succulent plant native to Central America; it produces big rosettes of spatula-shaped leaves, thick and very fleshy, of dark green colour; the stems are semi-woody, and quite ramified, they tend to develop close to the ground, reaching the 25-30 cm of height, and often root when they remain in contact with the substratum for long time.
The foliar surface is completely covered by a thin white down, often reddish at the apex of the foliage, which gives to the plant a very decorative appearance all over the year. In late spring, it produces thin erect stems with small leaves and numerous star-shaped flowers, orange-red in colour. A plant of easy cultivation, suitable also for being cultivated in apartment, there are numerous hybrids and cultivars, with particularly coloured flowers and leaves.

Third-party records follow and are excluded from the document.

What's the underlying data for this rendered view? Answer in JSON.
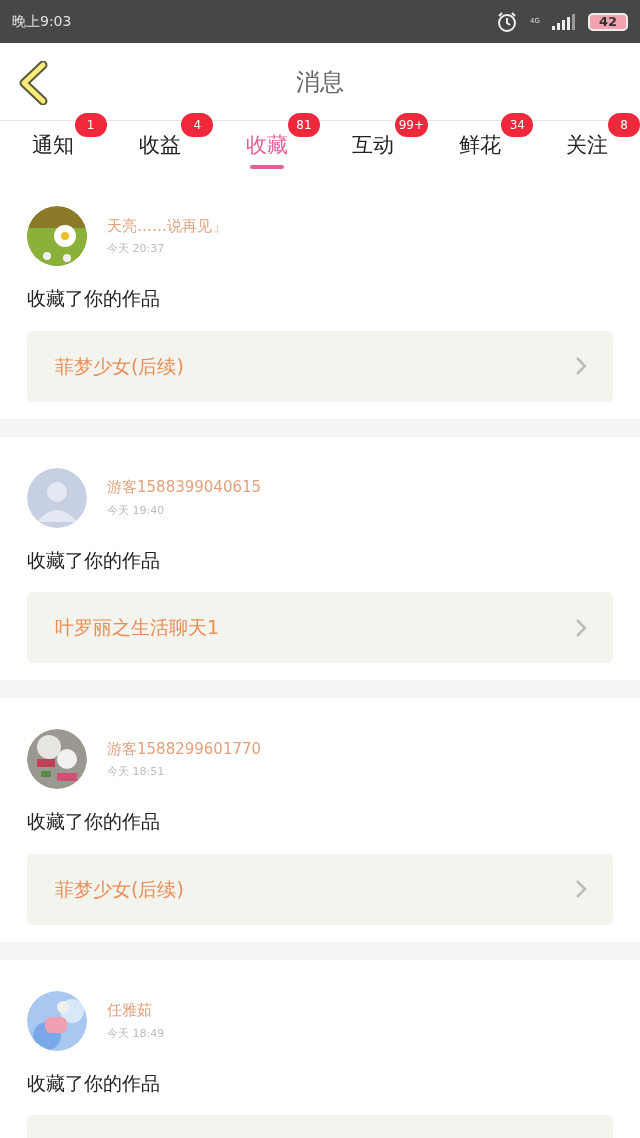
{
  "status_bar": {
    "time": "晚上9:03",
    "network": "4G",
    "battery": "42"
  },
  "header": {
    "title": "消息"
  },
  "tabs": [
    {
      "label": "通知",
      "badge": "1",
      "selected": false
    },
    {
      "label": "收益",
      "badge": "4",
      "selected": false
    },
    {
      "label": "收藏",
      "badge": "81",
      "selected": true
    },
    {
      "label": "互动",
      "badge": "99+",
      "selected": false
    },
    {
      "label": "鲜花",
      "badge": "34",
      "selected": false
    },
    {
      "label": "关注",
      "badge": "8",
      "selected": false
    }
  ],
  "messages": [
    {
      "user": "天亮……说再见」",
      "time": "今天 20:37",
      "action": "收藏了你的作品",
      "work": "菲梦少女(后续)"
    },
    {
      "avatar": {
        "kind": "default"
      },
      "user": "游客1588399040615",
      "time": "今天 19:40",
      "action": "收藏了你的作品",
      "work": "叶罗丽之生活聊天1"
    },
    {
      "user": "游客1588299601770",
      "time": "今天 18:51",
      "action": "收藏了你的作品",
      "work": "菲梦少女(后续)"
    },
    {
      "user": "任雅茹",
      "time": "今天 18:49",
      "action": "收藏了你的作品",
      "work_cut": true
    }
  ]
}
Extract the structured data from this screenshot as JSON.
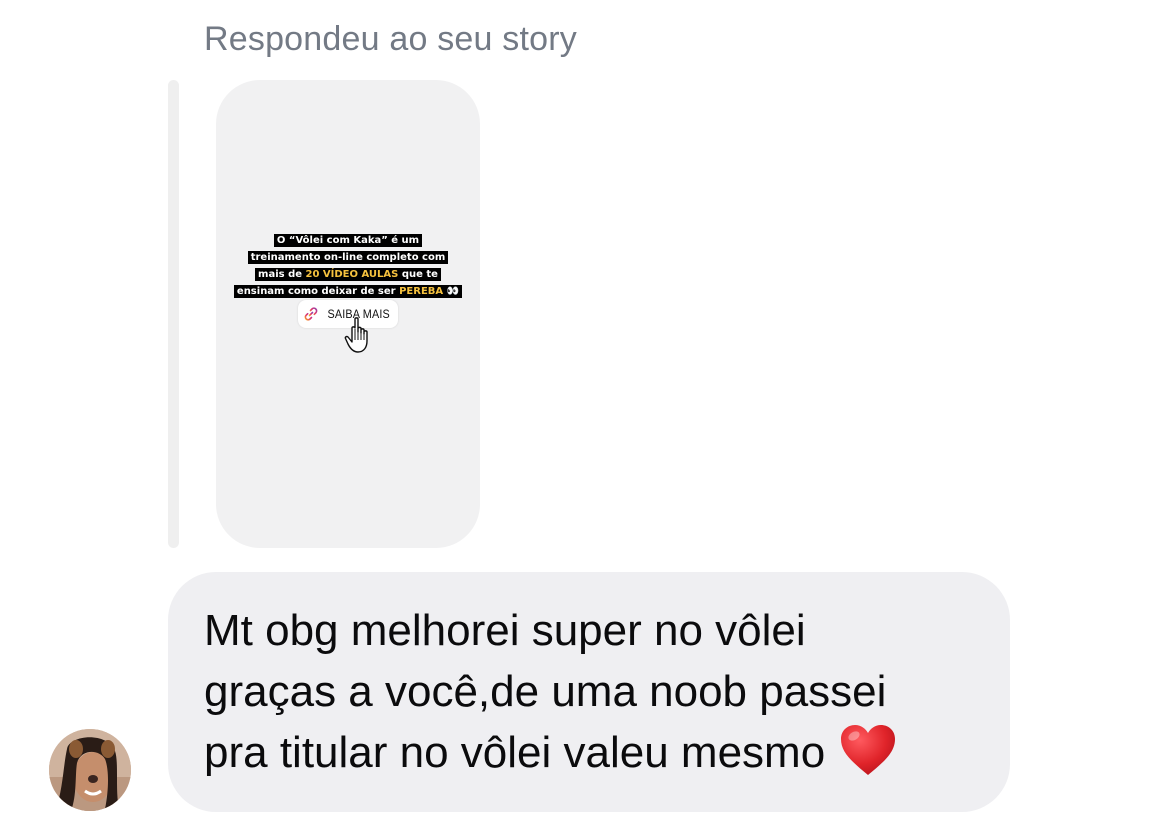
{
  "reply_context": {
    "caption": "Respondeu ao seu story"
  },
  "story": {
    "lines": [
      {
        "pre": "O “Vôlei com Kaka” é um",
        "hl": "",
        "post": ""
      },
      {
        "pre": "treinamento on-line completo com",
        "hl": "",
        "post": ""
      },
      {
        "pre": "mais de ",
        "hl": "20 VÍDEO AULAS",
        "post": " que te"
      },
      {
        "pre": "ensinam como deixar de ser ",
        "hl": "PEREBA",
        "post": " 👀"
      }
    ],
    "link_sticker_label": "SAIBA MAIS",
    "highlight_color": "#f6c23e"
  },
  "message": {
    "lines": [
      "Mt obg melhorei super no vôlei",
      "graças a você,de uma noob passei",
      "pra titular no vôlei valeu mesmo"
    ],
    "emoji": "heart-icon"
  },
  "colors": {
    "bubble": "#efeff2",
    "caption": "#737a85",
    "heart": "#e0242a"
  }
}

prefers sunny locations, but can tolerate half shade; the echeveries can also withstand very cold temperatures, but it is advisable to avoid exposing them to frost, especially in areas with very wet cold seasons. It can be cultivated as an indoor plant.
although they can easily withstand even prolonged periods of drought, these plants tend to be less luxuriant and decorative if poorly watered; therefore, from April to September we recommend watering regularly, always waiting for the soil to be dry between one watering and the other. Every 10-12 days, provide specific fertilizer for succulent plants, dissolved in the water of the watering.

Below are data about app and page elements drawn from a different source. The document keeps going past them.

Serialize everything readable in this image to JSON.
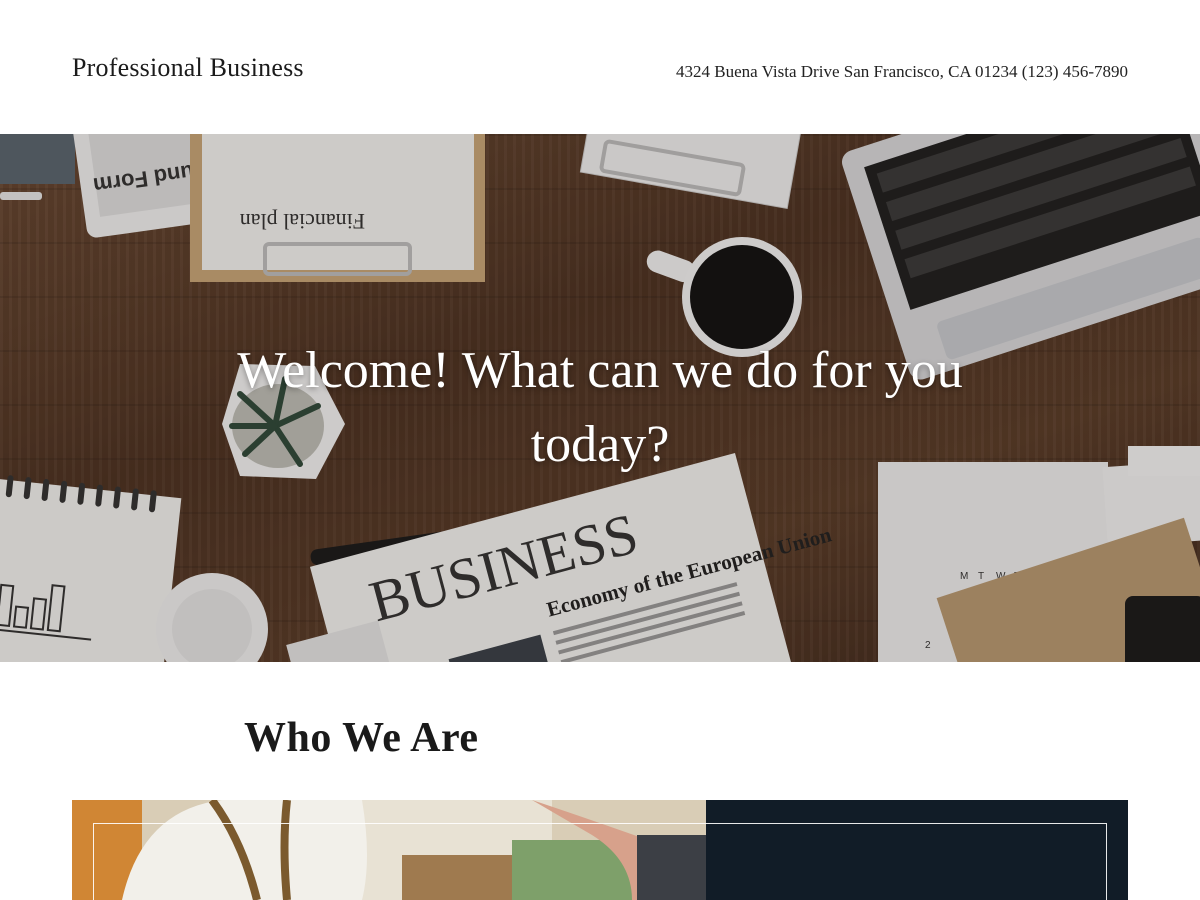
{
  "header": {
    "brand": "Professional Business",
    "contact": "4324 Buena Vista Drive San Francisco, CA 01234 (123) 456-7890"
  },
  "hero": {
    "title": "Welcome! What can we do for you today?",
    "image_text": {
      "tax_form": "Tax Refund Form",
      "financial_plan": "Financial plan",
      "newspaper_masthead": "BUSINESS",
      "headline": "Economy of the European Union"
    }
  },
  "section": {
    "title": "Who We Are"
  },
  "colors": {
    "navy_panel": "#111c27",
    "wood": "#5c3e2a",
    "text": "#1b1b1b"
  }
}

they need a very well drained soil, formed by little universal mould, mixed with sand and lapillus, in way to form an incoherent and well permeable substratum. The specimens cultivated in pot are to be repotted at least every 2-3 years.
is very easily carried out by means of leaf or stem cutting; if we want we can easily produce new specimens already of good size by removing entire rosettes provided with a fairly long stem, they will easily root in a single container.

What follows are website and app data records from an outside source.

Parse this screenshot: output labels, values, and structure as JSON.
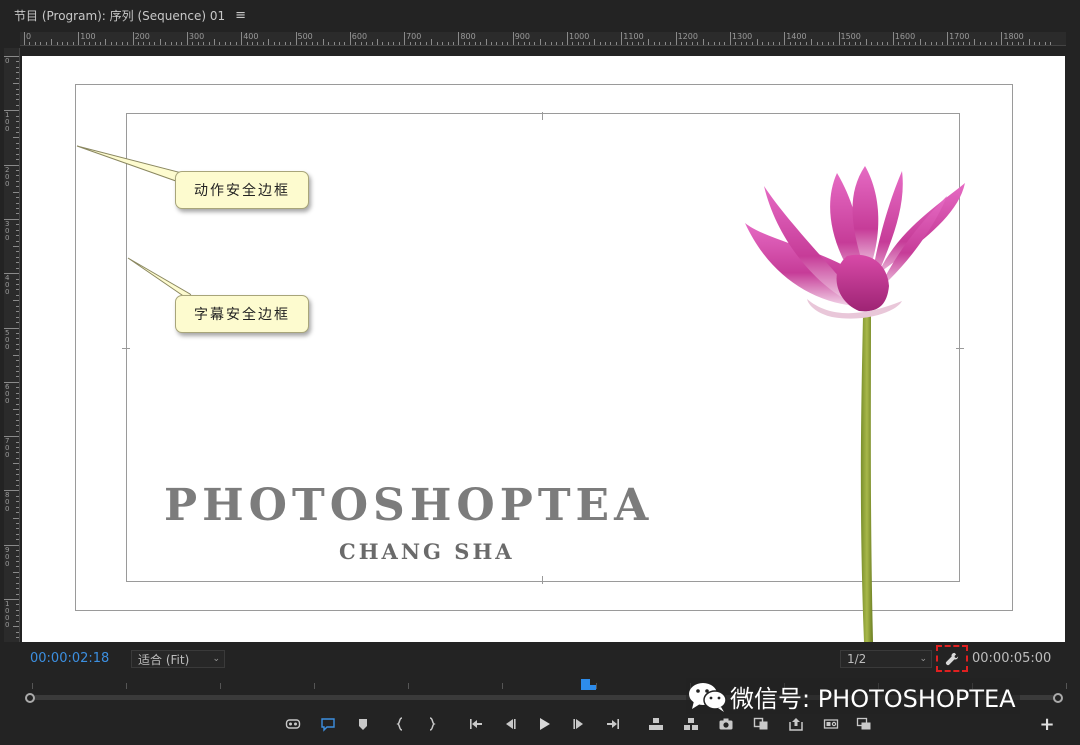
{
  "panel": {
    "title": "节目 (Program): 序列 (Sequence) 01",
    "menu_icon": "hamburger-icon"
  },
  "ruler": {
    "top_labels": [
      "0",
      "100",
      "200",
      "300",
      "400",
      "500",
      "600",
      "700",
      "800",
      "900",
      "1000",
      "1100",
      "1200",
      "1300",
      "1400",
      "1500",
      "1600",
      "1700",
      "1800"
    ],
    "left_labels": [
      "0",
      "100",
      "200",
      "300",
      "400",
      "500",
      "600",
      "700",
      "800",
      "900",
      "1000"
    ]
  },
  "preview": {
    "callout_action": "动作安全边框",
    "callout_title": "字幕安全边框",
    "watermark_main": "PHOTOSHOPTEA",
    "watermark_sub": "CHANG SHA",
    "image": "pink-lotus-flower"
  },
  "controls": {
    "current_time": "00:00:02:18",
    "zoom_value": "适合 (Fit)",
    "resolution_value": "1/2",
    "duration": "00:00:05:00",
    "settings_icon": "wrench-icon",
    "accent_color": "#2d8ceb",
    "highlight_color": "#e02020"
  },
  "overlay": {
    "wechat_text": "微信号: PHOTOSHOPTEA"
  },
  "transport": {
    "buttons": [
      "vr-video-icon",
      "comment-marker-icon",
      "add-marker-icon",
      "mark-in-icon",
      "mark-out-icon",
      "go-to-in-icon",
      "step-back-icon",
      "play-icon",
      "step-forward-icon",
      "go-to-out-icon",
      "lift-icon",
      "extract-icon",
      "export-frame-icon",
      "comparison-view-icon",
      "overwrite-icon",
      "proxy-toggle-icon",
      "multi-camera-icon",
      "button-editor-plus-icon"
    ]
  }
}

Pulverized cheetah: Parasites and diseases
fear the development of cochineal, which often nests in the interstices between the leaves, on the flower stems often lurk in spring aphids.